—Vanessa Petersen, graduate, UC Berkeley Extension Teaching English as a Second Language (TESL) certificate
Another TESL graduate, Aaron Sponseller, incorporated culture and language into his life early on. In elementary school, he became good friends with a Japanese neighbor, who sparked his interest in that country’s culture. After taking Japanese courses in high school and college, Sponseller spent three years teaching English in Japan through the JET Program. Back in the U.S., Sponseller wanted a way to formalize his skills and learn additional concepts and techniques to use in the classroom. Looking for something that would go beyond the basics, he decided on the UC Berkeley Extension certificate in Teaching English as a Second Language, which he identified as the most comprehensive. After completing his certificate, Sponseller went on to pursue a master’s in TESOL and then a Ph.D. in applied linguistics. Unable to shake his pull to Japan—along with the promise of greater job opportunities—Sponseller returned again. This time it stuck. Sponseller now lives in Japan year-round and works with English language learners at Hiroshima University. He credits the TESL certificate in helping to formalize his skills in the field and as a jumping-off point in his journey into academia, where he is now pursuing a tenure track post.
What were his big takeaways from the certificate? “What I remember feeling most thankful for was the lesson planning practice, the historical review of pedagogical approaches to second-language acquisition and developing explicit knowledge of English grammar. I applied new certificate-derived knowledge from each of these areas to my teaching almost immediately in many cases. I still use activities like the KWL chart or the 4/3/2 activity in my classes today.”
Perhaps the most telling evidence of the impact the TESL certificate has had on this graduate is in how he talks about the life he’s created teaching abroad. “My wife is Japanese and we live close to her family here in Hiroshima, so from a personal perspective Japan is really a lot like a second home to me. In that sense, I wouldn’t necessarily say I teach abroad—I teach in Japan.”
UC Berkeley Extension’s TESL Certificate curriculum is approved by the University of California, Berkeley, Graduate School of Education and overseen by an advisory board of TESL leaders.
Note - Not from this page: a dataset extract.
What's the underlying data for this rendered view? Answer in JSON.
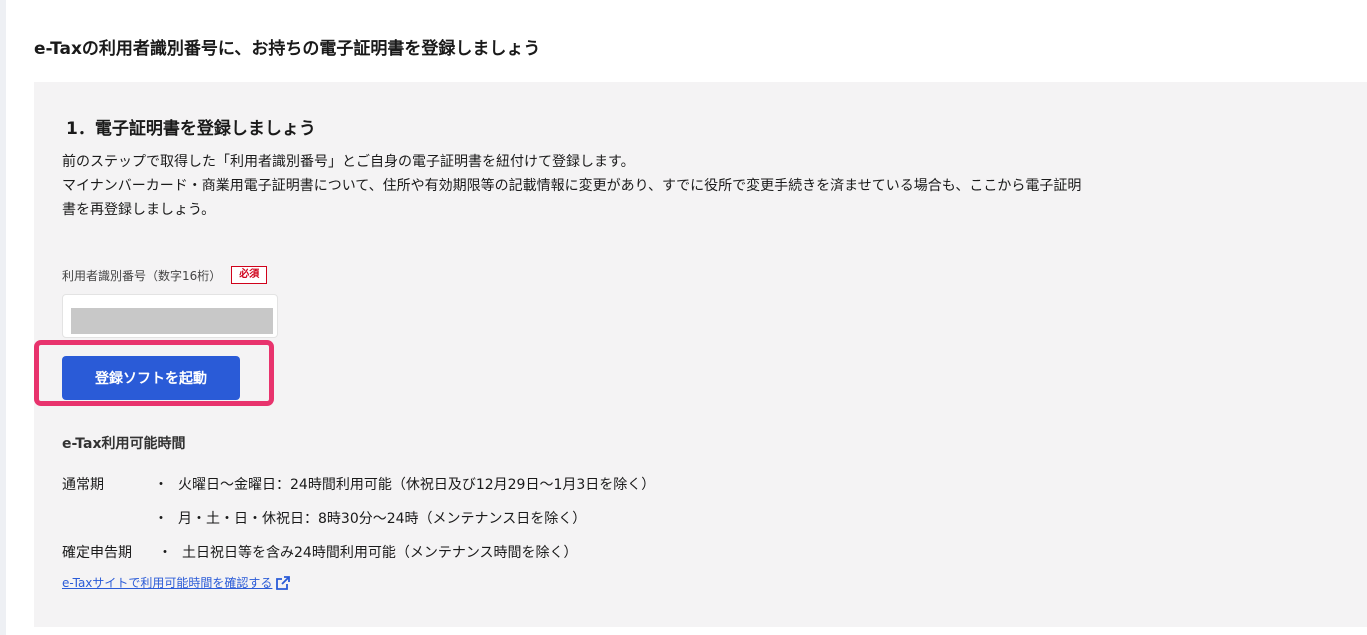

It provides a classroom practicum under the supervision of an experienced teacher, along with foundation in linguistics and second-language acquisition in order to teach in the U.S. or abroad. Students receive in-depth training in materials development, assessment and evaluation, and cross-cultural communication in preparation not just to teach, but to understand the processes that spark learning.